It’s impossible to predict the future with 100 percent accuracy. But as we round the corner into 2022, we can certainly make some educated guesses, based on recent business trends, about what will be important this year.
First, there’s the issue of work arrangements. When the pandemic started, most companies adopted remote or hybrid models as much as they were able to. Since COVID-19 vaccines became widely available last spring, though, many organizations have begun transitioning their people back to the office. As more companies ask (or require) employees to return to “business as usual” (and as many employees push back against that expectation) each organization needs to figure out how it wants to answer certain key staffing questions, including (but not limited to) the following:
- Will employees be in person, remote, or hybrid?
- Is the new policy mandatory or optional? (Will employees have any choices?)
- Does the policy apply to all employees or only to some groups? And if it’s the latter, how will those groups be defined?
As you can see, there are many possible permutations here — which means companies will find it very difficult to please everyone. Obviously, each organization will have to figure out what works best for its employees and its business goals. Whatever choice is made, though, the guidelines need to be defined and communicated clearly and carefully.
At the same time, companies will likely need to increase salaries and benefits in 2022. During the past few years, organizations have struggled to find and retain top talent. With the years-long “war for talent” colliding with the “great resignation” that began during the pandemic, companies will have to work harder than ever to get the people they need. In 2022, those efforts must include improving salaries and benefits if companies want to attract and keep good employees.

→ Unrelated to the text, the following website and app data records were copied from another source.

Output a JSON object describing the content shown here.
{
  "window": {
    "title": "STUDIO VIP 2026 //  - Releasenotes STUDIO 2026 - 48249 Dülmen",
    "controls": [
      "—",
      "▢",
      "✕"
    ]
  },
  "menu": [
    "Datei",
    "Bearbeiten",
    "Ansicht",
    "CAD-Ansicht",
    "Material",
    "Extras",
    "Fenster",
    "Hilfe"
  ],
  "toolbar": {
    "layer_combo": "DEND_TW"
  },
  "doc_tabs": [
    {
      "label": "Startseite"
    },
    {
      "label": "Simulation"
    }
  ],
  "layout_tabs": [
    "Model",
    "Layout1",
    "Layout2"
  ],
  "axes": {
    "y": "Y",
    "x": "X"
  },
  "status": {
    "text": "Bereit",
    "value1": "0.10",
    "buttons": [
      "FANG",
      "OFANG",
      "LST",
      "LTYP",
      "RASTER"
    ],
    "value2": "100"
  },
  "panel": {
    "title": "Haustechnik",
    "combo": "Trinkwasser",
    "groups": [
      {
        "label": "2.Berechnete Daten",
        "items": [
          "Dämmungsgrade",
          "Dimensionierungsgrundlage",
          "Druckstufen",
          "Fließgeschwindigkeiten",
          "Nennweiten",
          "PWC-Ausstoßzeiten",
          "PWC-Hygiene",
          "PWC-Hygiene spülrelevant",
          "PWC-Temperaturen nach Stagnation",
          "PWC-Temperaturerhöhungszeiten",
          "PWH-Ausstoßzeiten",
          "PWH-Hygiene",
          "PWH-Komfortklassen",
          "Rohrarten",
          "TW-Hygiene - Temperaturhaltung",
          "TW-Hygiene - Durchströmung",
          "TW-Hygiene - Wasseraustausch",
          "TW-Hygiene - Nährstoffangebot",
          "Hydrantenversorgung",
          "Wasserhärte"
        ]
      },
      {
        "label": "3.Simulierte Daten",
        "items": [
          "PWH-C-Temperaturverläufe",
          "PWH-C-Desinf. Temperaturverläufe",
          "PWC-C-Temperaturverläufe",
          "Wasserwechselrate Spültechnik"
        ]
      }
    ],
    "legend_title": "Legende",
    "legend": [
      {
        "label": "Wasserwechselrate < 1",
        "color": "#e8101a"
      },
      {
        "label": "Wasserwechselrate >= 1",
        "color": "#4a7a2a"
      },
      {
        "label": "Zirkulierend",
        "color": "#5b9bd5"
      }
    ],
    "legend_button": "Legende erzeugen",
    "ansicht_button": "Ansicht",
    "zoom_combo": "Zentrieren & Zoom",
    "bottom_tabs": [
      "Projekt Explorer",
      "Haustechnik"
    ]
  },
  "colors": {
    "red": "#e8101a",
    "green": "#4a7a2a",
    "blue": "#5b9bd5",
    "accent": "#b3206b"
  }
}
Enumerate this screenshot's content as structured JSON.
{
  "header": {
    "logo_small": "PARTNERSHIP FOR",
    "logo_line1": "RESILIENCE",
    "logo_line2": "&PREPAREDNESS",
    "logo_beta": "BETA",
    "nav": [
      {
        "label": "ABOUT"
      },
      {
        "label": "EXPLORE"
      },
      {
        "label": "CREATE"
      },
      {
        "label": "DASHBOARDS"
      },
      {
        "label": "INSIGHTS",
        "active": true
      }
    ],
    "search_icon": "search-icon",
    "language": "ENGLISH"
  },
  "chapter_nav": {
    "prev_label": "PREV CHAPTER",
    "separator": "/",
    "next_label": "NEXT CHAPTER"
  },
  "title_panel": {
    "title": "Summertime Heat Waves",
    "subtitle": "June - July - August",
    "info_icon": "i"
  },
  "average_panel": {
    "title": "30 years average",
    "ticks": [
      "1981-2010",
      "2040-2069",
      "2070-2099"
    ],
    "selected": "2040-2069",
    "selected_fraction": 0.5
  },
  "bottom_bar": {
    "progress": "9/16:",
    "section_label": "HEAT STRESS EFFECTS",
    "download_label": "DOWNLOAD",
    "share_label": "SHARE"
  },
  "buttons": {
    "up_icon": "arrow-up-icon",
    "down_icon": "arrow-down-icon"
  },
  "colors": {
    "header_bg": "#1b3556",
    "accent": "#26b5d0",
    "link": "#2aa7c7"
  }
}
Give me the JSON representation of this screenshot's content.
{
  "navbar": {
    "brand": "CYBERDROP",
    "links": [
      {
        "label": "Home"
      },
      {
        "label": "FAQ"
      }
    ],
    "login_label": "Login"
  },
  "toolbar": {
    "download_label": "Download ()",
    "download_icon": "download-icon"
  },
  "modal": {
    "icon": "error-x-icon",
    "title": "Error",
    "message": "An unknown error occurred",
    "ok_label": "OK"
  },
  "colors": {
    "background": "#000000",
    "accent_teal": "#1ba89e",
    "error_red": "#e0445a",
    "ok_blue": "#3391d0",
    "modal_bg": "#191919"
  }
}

Lastly, companies will also need to meet employees’ increasing expectations that companies make conscious efforts to address discrimination, prejudice, and inequality in the workplace. Nationwide headlines over the past couple of years have sparked conversations about disparities in the treatment of people based on their ethnicity, gender, sexual identity, sexual orientation, class, and other identities. Amid this increasing awareness, many organizations are implementing diversity, equity, and inclusion (DEI) initiatives to examine these issues in their own workplaces. I don’t expect that these initiatives will solve all problems in 2022, but I think they’re a good start toward achieving workplaces that are friendly to all employees.